**About this task:** Print only the closing part of the entries. It starts at the line containing "Convert this screenshot" and includes the final line, exactly as written.

(Beginning of Materials provided)

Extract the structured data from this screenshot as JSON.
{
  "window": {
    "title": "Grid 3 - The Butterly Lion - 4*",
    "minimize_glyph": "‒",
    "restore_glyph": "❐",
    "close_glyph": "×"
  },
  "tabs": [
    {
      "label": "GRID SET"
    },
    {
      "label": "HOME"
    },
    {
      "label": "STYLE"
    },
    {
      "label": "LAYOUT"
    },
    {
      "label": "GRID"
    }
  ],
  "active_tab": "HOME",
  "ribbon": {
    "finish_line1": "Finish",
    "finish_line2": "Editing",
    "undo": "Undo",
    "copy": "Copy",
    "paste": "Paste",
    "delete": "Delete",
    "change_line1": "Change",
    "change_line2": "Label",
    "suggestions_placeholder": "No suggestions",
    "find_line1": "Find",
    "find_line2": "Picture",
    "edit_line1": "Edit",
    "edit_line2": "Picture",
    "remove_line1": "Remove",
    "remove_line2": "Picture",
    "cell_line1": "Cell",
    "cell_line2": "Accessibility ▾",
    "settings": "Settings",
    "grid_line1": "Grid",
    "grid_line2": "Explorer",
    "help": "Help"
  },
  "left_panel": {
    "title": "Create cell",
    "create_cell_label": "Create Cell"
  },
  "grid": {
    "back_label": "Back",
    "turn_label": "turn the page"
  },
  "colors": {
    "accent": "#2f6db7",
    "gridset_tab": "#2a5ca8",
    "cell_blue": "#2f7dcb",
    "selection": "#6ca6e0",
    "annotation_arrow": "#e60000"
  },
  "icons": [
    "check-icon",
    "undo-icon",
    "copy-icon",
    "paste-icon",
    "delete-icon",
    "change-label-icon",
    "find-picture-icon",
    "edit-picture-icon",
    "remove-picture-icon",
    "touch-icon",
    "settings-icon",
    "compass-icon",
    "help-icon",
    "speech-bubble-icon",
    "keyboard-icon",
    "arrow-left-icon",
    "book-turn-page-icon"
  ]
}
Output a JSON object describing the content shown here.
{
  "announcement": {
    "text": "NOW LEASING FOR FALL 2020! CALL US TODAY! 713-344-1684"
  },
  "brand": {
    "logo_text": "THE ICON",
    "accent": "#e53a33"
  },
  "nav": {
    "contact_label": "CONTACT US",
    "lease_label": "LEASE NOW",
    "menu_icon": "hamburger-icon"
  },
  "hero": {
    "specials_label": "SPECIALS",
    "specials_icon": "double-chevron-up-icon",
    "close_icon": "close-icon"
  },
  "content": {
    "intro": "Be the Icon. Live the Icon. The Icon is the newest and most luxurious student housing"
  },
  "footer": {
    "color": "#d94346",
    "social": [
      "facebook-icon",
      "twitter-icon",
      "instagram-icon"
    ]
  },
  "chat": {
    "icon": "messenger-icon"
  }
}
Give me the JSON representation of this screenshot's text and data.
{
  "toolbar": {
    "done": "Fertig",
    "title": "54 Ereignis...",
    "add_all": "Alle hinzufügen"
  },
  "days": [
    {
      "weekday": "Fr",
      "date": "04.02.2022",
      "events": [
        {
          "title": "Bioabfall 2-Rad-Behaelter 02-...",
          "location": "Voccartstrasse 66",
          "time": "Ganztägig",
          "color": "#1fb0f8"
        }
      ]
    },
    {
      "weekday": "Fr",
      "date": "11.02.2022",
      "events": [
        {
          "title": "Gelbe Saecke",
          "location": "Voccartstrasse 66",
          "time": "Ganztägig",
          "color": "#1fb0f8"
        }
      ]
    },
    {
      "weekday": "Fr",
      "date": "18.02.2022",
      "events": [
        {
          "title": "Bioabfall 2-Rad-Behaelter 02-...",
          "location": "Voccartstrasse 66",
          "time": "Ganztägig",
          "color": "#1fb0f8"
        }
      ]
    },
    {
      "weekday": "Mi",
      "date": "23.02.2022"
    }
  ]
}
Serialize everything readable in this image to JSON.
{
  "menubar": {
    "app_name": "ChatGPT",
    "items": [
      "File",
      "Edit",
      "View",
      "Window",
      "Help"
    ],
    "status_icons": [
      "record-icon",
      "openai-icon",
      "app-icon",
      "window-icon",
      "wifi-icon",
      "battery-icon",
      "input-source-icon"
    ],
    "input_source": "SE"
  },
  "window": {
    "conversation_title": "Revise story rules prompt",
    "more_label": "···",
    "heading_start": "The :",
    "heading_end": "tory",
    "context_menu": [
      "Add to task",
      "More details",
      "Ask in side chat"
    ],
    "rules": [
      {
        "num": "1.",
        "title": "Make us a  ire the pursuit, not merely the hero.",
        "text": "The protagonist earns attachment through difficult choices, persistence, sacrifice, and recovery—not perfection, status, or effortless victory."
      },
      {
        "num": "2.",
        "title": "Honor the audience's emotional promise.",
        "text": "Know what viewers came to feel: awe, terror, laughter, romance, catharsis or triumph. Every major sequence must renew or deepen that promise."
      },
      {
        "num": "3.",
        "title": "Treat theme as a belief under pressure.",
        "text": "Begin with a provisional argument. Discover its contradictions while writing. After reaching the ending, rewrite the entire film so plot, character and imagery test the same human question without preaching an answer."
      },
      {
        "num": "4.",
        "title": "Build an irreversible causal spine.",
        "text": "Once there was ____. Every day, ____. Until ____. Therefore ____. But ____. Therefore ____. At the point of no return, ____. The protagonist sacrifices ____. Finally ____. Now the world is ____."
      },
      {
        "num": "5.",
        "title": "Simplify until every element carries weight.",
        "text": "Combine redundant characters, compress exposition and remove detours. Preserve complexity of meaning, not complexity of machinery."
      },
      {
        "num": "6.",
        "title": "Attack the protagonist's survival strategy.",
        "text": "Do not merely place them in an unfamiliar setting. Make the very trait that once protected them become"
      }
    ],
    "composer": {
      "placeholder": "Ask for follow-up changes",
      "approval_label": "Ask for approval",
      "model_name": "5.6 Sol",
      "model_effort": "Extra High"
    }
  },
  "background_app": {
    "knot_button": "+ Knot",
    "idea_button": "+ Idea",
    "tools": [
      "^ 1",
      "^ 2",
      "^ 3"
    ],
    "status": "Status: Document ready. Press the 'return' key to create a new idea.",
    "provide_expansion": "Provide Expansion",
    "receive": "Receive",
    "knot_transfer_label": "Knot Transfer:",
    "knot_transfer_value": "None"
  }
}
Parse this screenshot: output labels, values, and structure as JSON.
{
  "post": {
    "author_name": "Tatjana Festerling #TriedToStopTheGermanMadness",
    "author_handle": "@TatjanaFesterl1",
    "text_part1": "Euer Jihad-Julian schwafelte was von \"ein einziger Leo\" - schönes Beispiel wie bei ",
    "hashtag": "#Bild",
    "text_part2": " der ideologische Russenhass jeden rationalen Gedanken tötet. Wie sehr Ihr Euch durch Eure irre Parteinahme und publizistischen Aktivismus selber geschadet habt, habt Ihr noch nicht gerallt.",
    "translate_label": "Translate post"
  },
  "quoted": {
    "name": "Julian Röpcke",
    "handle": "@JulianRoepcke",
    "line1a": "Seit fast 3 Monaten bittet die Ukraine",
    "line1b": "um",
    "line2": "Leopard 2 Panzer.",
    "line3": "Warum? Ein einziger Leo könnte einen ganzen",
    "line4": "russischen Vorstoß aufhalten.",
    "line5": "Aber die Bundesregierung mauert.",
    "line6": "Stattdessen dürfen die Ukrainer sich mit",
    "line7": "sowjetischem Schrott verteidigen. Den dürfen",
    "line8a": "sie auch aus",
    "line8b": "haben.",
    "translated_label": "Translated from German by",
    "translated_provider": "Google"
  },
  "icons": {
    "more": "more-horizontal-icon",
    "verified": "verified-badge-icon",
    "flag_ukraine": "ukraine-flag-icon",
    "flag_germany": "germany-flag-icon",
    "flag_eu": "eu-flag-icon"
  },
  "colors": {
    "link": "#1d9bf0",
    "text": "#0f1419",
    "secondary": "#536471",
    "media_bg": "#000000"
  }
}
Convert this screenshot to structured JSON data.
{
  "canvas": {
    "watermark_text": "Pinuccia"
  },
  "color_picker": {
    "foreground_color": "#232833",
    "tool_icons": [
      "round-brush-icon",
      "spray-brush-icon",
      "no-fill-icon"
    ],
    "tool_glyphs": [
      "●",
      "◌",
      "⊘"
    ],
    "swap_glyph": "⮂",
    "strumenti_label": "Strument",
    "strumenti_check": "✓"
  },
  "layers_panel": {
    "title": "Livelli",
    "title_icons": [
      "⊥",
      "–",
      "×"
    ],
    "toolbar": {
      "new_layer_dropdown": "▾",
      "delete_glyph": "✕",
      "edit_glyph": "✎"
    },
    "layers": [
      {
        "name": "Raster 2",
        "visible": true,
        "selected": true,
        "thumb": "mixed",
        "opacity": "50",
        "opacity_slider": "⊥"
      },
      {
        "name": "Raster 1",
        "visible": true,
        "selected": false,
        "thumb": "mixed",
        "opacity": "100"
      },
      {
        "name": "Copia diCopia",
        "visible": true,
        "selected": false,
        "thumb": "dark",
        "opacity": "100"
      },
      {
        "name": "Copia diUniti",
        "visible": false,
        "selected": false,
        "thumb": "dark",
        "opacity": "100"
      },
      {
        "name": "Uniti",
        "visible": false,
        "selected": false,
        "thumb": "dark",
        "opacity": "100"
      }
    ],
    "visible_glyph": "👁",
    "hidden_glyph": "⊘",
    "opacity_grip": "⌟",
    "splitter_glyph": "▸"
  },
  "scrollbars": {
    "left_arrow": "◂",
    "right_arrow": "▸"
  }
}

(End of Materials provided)

**Result for this exercise:**
Convert this screenshot to structured JSON data.
{
  "canvas": {
    "watermark_text": "Pinuccia"
  },
  "color_picker": {
    "foreground_color": "#232833",
    "tool_icons": [
      "round-brush-icon",
      "spray-brush-icon",
      "no-fill-icon"
    ],
    "tool_glyphs": [
      "●",
      "◌",
      "⊘"
    ],
    "swap_glyph": "⮂",
    "strumenti_label": "Strument",
    "strumenti_check": "✓"
  },
  "layers_panel": {
    "title": "Livelli",
    "title_icons": [
      "⊥",
      "–",
      "×"
    ],
    "toolbar": {
      "new_layer_dropdown": "▾",
      "delete_glyph": "✕",
      "edit_glyph": "✎"
    },
    "layers": [
      {
        "name": "Raster 2",
        "visible": true,
        "selected": true,
        "thumb": "mixed",
        "opacity": "50",
        "opacity_slider": "⊥"
      },
      {
        "name": "Raster 1",
        "visible": true,
        "selected": false,
        "thumb": "mixed",
        "opacity": "100"
      },
      {
        "name": "Copia diCopia",
        "visible": true,
        "selected": false,
        "thumb": "dark",
        "opacity": "100"
      },
      {
        "name": "Copia diUniti",
        "visible": false,
        "selected": false,
        "thumb": "dark",
        "opacity": "100"
      },
      {
        "name": "Uniti",
        "visible": false,
        "selected": false,
        "thumb": "dark",
        "opacity": "100"
      }
    ],
    "visible_glyph": "👁",
    "hidden_glyph": "⊘",
    "opacity_grip": "⌟",
    "splitter_glyph": "▸"
  },
  "scrollbars": {
    "left_arrow": "◂",
    "right_arrow": "▸"
  }
}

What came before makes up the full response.